Other notes - Jeremy flew by me at mile 30. In fact, I heard someone breaking behind me and was confused. He was slowing enough to say hi! 

{Volunteers rock}

Saw Noridca running on the flat section after the first lap. Little {big} cheers keep you going. 

Kept thinking back to my double great western loop training days. If you are racing Tahoe, and live in SD, GWLx2 is the best training route. 

Hamstring cramped at mile 70 and once after. Ingested salt tabs and more APX to keep it at bay. 

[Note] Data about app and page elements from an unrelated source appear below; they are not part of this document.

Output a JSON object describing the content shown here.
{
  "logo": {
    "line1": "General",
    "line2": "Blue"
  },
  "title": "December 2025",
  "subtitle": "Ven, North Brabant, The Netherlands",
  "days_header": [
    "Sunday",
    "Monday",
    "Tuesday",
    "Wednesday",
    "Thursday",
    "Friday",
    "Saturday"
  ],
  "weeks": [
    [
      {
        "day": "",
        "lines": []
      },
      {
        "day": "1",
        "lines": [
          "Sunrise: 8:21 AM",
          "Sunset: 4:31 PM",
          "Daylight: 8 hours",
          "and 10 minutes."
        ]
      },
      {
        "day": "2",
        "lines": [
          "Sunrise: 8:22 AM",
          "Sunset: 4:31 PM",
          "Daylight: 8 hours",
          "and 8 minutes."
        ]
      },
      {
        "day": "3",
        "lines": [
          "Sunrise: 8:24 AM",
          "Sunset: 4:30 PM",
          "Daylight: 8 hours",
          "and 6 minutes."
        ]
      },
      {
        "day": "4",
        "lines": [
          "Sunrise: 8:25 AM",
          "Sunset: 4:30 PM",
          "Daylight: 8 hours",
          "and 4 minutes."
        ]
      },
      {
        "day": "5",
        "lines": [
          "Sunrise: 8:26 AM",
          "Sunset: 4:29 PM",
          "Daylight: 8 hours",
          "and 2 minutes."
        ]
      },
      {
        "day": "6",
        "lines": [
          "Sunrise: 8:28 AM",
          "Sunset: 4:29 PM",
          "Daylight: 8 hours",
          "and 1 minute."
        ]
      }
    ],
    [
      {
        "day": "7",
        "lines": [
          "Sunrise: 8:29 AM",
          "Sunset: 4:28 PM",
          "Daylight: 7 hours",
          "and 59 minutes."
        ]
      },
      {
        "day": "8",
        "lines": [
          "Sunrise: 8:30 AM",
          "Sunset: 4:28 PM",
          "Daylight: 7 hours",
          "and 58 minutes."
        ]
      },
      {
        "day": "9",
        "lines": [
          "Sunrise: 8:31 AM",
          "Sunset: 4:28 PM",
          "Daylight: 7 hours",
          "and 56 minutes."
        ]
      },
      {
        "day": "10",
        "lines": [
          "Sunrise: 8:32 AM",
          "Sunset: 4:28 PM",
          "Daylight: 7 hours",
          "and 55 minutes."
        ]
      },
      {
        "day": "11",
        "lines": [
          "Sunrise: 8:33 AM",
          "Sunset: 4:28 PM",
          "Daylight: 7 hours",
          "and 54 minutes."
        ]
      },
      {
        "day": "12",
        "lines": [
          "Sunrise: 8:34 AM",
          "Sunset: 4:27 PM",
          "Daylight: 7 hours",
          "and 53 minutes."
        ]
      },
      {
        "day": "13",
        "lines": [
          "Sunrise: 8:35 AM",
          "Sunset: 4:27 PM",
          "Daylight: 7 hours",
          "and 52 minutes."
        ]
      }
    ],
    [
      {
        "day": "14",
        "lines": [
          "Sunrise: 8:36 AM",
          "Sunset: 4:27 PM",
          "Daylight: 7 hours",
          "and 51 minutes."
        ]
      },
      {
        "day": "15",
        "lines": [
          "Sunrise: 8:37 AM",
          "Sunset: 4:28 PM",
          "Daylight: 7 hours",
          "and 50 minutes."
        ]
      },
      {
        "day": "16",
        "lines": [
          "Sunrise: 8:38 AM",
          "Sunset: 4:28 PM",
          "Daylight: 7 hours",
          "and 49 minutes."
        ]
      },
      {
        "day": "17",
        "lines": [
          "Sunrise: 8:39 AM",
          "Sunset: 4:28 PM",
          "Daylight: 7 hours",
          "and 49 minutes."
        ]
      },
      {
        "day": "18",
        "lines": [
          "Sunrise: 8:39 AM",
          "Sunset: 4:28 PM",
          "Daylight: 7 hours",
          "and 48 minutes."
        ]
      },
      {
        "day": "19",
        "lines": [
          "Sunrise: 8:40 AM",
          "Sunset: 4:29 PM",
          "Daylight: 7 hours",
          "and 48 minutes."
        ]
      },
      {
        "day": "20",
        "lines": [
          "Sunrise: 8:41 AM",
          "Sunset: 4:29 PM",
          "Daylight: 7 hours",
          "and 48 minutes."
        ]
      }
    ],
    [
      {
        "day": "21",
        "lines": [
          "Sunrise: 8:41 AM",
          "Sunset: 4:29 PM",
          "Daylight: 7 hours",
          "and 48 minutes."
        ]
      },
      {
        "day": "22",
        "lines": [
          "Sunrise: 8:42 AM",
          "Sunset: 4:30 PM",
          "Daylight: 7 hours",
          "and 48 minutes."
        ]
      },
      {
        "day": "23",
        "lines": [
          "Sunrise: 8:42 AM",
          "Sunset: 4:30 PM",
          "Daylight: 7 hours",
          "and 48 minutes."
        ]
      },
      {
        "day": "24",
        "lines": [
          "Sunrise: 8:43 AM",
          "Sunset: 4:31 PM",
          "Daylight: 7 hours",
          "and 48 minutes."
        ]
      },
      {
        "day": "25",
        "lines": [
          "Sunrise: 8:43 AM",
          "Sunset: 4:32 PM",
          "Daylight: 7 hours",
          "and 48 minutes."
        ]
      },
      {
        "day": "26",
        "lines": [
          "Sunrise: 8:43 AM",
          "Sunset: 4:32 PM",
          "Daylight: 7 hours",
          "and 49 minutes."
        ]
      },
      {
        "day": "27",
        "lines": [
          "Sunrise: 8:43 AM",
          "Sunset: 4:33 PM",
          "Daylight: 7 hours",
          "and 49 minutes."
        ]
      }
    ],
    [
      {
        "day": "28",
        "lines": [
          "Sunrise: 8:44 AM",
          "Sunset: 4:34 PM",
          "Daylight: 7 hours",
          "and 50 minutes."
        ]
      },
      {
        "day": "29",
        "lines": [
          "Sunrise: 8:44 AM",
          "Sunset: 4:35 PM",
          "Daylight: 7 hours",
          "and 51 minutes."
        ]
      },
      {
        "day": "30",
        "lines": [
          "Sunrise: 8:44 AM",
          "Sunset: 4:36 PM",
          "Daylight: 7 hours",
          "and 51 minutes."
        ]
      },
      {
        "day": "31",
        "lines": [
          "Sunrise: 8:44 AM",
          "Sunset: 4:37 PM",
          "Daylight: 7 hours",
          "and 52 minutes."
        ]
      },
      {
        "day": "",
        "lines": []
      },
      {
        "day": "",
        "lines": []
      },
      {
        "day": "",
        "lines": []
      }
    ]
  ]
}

Kept power and time checking myself. Was only a little disappointed at where I was at and felt vastly better than my first IM. It also felt like less people passed me, especially females. 

As I was heading off the loop and into the turn for Squaw Valley and T2, I saw Nordsie and she slapped my butt going up the hill! Ouch! 

Kyle was all over the place and I was always glad to see him. 

Dismount. Didn't fall over. Grabbed Chapstick and headed into the T2 tent with 3 more amazing volunteers. 

Bike 6:54 
6th off the bike, 15th AG 
149 normalized power {goal}
355 TSS - no wonder I wasn't able to run {fast}! 

I am so grateful for my amazing training partners this summer. Liz, Maureen, Jay, Julie - thank you for keeping me company and pushing me on those long hot days on the bike. I can't believe the heat training was all for not! Seriously though, you guys rock.  Kara and Erin, thank you for the Tahoe preview trip and all your love and support through my {our} training. 

This course is not for the faint of heart {or Floridians.} Get in the mountains. Climb. Prepare. Train. Obsess. Get a coach and a power meter and be diligent. It is a gorgeous place that deserves to be respected.